Exercise objective: The expected output is the complete data, reproduced exactly.

Given records:
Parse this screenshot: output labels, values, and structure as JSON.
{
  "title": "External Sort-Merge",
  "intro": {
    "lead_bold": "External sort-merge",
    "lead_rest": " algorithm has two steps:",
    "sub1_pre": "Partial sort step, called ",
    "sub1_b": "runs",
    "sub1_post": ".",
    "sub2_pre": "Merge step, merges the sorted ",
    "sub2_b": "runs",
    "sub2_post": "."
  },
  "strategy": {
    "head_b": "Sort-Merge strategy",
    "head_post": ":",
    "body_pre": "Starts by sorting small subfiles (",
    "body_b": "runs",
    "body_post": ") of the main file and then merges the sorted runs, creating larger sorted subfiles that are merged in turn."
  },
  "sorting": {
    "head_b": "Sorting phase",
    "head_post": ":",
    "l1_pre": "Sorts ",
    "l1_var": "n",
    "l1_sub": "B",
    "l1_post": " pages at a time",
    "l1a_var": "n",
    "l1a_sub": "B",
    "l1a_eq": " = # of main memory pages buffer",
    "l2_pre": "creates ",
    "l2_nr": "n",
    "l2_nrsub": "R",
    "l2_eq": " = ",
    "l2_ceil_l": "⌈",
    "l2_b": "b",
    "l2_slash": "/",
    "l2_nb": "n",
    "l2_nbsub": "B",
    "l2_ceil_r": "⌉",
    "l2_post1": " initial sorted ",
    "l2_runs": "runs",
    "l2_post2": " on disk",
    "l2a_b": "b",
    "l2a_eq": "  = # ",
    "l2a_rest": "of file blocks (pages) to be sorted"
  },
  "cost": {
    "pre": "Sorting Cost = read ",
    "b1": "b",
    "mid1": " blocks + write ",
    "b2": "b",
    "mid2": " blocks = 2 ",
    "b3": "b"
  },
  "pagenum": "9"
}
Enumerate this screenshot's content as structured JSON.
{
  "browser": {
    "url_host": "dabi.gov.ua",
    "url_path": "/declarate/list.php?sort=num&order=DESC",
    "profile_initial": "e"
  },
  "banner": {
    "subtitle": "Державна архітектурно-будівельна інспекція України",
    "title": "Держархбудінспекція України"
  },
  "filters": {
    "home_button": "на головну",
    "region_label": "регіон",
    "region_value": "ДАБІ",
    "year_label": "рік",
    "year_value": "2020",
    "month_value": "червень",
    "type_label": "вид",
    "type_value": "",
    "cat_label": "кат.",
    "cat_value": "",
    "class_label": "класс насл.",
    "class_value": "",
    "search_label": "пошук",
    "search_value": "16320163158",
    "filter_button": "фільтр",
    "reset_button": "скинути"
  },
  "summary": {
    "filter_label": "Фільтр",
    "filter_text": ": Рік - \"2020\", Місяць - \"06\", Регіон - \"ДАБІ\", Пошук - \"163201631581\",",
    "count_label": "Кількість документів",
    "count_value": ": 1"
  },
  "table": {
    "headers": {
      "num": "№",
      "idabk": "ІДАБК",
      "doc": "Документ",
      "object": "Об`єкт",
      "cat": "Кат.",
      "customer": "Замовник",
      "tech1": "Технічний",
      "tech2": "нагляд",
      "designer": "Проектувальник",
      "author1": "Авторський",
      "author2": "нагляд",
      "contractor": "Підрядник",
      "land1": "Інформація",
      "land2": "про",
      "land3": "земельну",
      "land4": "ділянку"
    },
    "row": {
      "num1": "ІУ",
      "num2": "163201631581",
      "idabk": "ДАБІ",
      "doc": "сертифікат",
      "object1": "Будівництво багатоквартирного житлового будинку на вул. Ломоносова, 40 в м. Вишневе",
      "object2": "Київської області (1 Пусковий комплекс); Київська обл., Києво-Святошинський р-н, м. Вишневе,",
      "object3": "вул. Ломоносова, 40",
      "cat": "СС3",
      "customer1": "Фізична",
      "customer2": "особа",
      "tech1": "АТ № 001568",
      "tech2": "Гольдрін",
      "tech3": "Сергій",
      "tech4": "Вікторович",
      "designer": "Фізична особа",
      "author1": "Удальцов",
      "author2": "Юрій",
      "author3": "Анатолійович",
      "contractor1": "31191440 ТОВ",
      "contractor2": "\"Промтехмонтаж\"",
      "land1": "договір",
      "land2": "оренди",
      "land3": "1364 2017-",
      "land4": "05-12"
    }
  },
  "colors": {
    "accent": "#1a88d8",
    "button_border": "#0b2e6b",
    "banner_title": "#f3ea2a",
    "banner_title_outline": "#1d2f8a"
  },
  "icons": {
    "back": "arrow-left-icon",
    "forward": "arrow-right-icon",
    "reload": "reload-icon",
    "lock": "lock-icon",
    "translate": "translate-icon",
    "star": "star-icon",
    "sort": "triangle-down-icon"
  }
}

Response for this exercise:
Parse this screenshot: output labels, values, and structure as JSON.
{
  "title": "External Sort-Merge",
  "intro": {
    "lead_bold": "External sort-merge",
    "lead_rest": " algorithm has two steps:",
    "sub1_pre": "Partial sort step, called ",
    "sub1_b": "runs",
    "sub1_post": ".",
    "sub2_pre": "Merge step, merges the sorted ",
    "sub2_b": "runs",
    "sub2_post": "."
  },
  "strategy": {
    "head_b": "Sort-Merge strategy",
    "head_post": ":",
    "body_pre": "Starts by sorting small subfiles (",
    "body_b": "runs",
    "body_post": ") of the main file and then merges the sorted runs, creating larger sorted subfiles that are merged in turn."
  },
  "sorting": {
    "head_b": "Sorting phase",
    "head_post": ":",
    "l1_pre": "Sorts ",
    "l1_var": "n",
    "l1_sub": "B",
    "l1_post": " pages at a time",
    "l1a_var": "n",
    "l1a_sub": "B",
    "l1a_eq": " = # of main memory pages buffer",
    "l2_pre": "creates ",
    "l2_nr": "n",
    "l2_nrsub": "R",
    "l2_eq": " = ",
    "l2_ceil_l": "⌈",
    "l2_b": "b",
    "l2_slash": "/",
    "l2_nb": "n",
    "l2_nbsub": "B",
    "l2_ceil_r": "⌉",
    "l2_post1": " initial sorted ",
    "l2_runs": "runs",
    "l2_post2": " on disk",
    "l2a_b": "b",
    "l2a_eq": "  = # ",
    "l2a_rest": "of file blocks (pages) to be sorted"
  },
  "cost": {
    "pre": "Sorting Cost = read ",
    "b1": "b",
    "mid1": " blocks + write ",
    "b2": "b",
    "mid2": " blocks = 2 ",
    "b3": "b"
  },
  "pagenum": "9"
}
Enumerate this screenshot's content as structured JSON.
{
  "browser": {
    "url_host": "dabi.gov.ua",
    "url_path": "/declarate/list.php?sort=num&order=DESC",
    "profile_initial": "e"
  },
  "banner": {
    "subtitle": "Державна архітектурно-будівельна інспекція України",
    "title": "Держархбудінспекція України"
  },
  "filters": {
    "home_button": "на головну",
    "region_label": "регіон",
    "region_value": "ДАБІ",
    "year_label": "рік",
    "year_value": "2020",
    "month_value": "червень",
    "type_label": "вид",
    "type_value": "",
    "cat_label": "кат.",
    "cat_value": "",
    "class_label": "класс насл.",
    "class_value": "",
    "search_label": "пошук",
    "search_value": "16320163158",
    "filter_button": "фільтр",
    "reset_button": "скинути"
  },
  "summary": {
    "filter_label": "Фільтр",
    "filter_text": ": Рік - \"2020\", Місяць - \"06\", Регіон - \"ДАБІ\", Пошук - \"163201631581\",",
    "count_label": "Кількість документів",
    "count_value": ": 1"
  },
  "table": {
    "headers": {
      "num": "№",
      "idabk": "ІДАБК",
      "doc": "Документ",
      "object": "Об`єкт",
      "cat": "Кат.",
      "customer": "Замовник",
      "tech1": "Технічний",
      "tech2": "нагляд",
      "designer": "Проектувальник",
      "author1": "Авторський",
      "author2": "нагляд",
      "contractor": "Підрядник",
      "land1": "Інформація",
      "land2": "про",
      "land3": "земельну",
      "land4": "ділянку"
    },
    "row": {
      "num1": "ІУ",
      "num2": "163201631581",
      "idabk": "ДАБІ",
      "doc": "сертифікат",
      "object1": "Будівництво багатоквартирного житлового будинку на вул. Ломоносова, 40 в м. Вишневе",
      "object2": "Київської області (1 Пусковий комплекс); Київська обл., Києво-Святошинський р-н, м. Вишневе,",
      "object3": "вул. Ломоносова, 40",
      "cat": "СС3",
      "customer1": "Фізична",
      "customer2": "особа",
      "tech1": "АТ № 001568",
      "tech2": "Гольдрін",
      "tech3": "Сергій",
      "tech4": "Вікторович",
      "designer": "Фізична особа",
      "author1": "Удальцов",
      "author2": "Юрій",
      "author3": "Анатолійович",
      "contractor1": "31191440 ТОВ",
      "contractor2": "\"Промтехмонтаж\"",
      "land1": "договір",
      "land2": "оренди",
      "land3": "1364 2017-",
      "land4": "05-12"
    }
  },
  "colors": {
    "accent": "#1a88d8",
    "button_border": "#0b2e6b",
    "banner_title": "#f3ea2a",
    "banner_title_outline": "#1d2f8a"
  },
  "icons": {
    "back": "arrow-left-icon",
    "forward": "arrow-right-icon",
    "reload": "reload-icon",
    "lock": "lock-icon",
    "translate": "translate-icon",
    "star": "star-icon",
    "sort": "triangle-down-icon"
  }
}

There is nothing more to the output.